Integrated single-cell RNA sequencing analysis reveals alterations of ageing human lung endothelium heterogeneity in idiopathic pulmonary fibrosis
Eamon C. Faulkner, Adam A. Moverley, Simon P. Hart, Leonid L. Nikitenko

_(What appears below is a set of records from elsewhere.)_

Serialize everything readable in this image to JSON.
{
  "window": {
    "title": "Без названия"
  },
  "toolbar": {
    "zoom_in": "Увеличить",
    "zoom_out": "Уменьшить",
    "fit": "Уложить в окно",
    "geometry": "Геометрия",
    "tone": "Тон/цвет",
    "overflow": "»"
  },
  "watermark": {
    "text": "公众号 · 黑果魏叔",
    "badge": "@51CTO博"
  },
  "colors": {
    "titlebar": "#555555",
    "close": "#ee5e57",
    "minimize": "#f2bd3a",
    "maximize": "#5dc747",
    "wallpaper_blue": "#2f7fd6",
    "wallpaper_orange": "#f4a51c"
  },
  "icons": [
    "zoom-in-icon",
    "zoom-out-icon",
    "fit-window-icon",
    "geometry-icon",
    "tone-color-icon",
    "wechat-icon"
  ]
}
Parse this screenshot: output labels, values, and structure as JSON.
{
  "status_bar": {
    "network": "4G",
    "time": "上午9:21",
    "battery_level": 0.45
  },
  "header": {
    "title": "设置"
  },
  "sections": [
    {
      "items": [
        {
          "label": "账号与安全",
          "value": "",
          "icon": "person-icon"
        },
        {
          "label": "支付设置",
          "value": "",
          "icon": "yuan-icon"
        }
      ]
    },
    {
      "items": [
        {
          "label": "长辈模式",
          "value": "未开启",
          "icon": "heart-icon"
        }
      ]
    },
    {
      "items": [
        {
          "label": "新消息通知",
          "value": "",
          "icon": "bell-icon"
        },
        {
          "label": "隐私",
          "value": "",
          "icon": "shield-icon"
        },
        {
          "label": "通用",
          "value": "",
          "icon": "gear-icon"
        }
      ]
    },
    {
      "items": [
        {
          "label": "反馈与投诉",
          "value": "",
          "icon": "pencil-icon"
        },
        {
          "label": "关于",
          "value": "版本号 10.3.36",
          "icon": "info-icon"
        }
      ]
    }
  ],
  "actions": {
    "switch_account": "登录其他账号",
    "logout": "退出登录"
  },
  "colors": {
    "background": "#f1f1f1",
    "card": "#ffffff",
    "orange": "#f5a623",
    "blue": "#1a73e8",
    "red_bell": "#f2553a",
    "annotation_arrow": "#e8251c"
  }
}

Increasing age is the main risk factor for chronic lung diseases (CLD) including idiopathic pulmonary fibrosis (IPF). Halting or reversing progression of IPF remains an unmet clinical need due to limited knowledge of underlying mechanisms. In particular, the contribution of the endothelium to ageing in human lung under physiological conditions and in IPF remains insufficiently understood. In this study, we analysed heterogeneity of endothelium in physiologically ageing human lung and its alterations in IPF. We conducted a comprehensive in silico analysis of scRNAseq profiles of human lung tissues from older healthy donors and age-matched IPF patients (n=9 for each group) by integrating datasets from two independent cohorts. We generated a single-cell map of the ageing human lung and identified 17 subpopulations of ageing endothelium (12 for blood and 5 for lymphatic vessels, including 4 “de-differentiated”), with distinct transcriptional profiles, specific gene expression signatures and percentage contributions, revealing previously underappreciated extent of heterogeneity. In IPF lung, the balance of different endothelial sub-types was significantly altered both in terms of cell numbers and gene expression patterns, identifying disease-relevant subpopulations and transcriptional changes associated with specific signalling pathways and cellular processes. These findings reveal a previously unrecognised phenomenon of ageing human lung endothelium re-programming towards an “IPF endothelium” state, suggesting potential avenues for therapeutic management or biomarker discovery for diagnostics or prognostics of IPF. Our study creates a conceptual framework for appreciating the heterogeneity of ageing endothelium and its alterations in CLDs and diseases associated with fibrosis in other organs, including lymphoedema and cancer.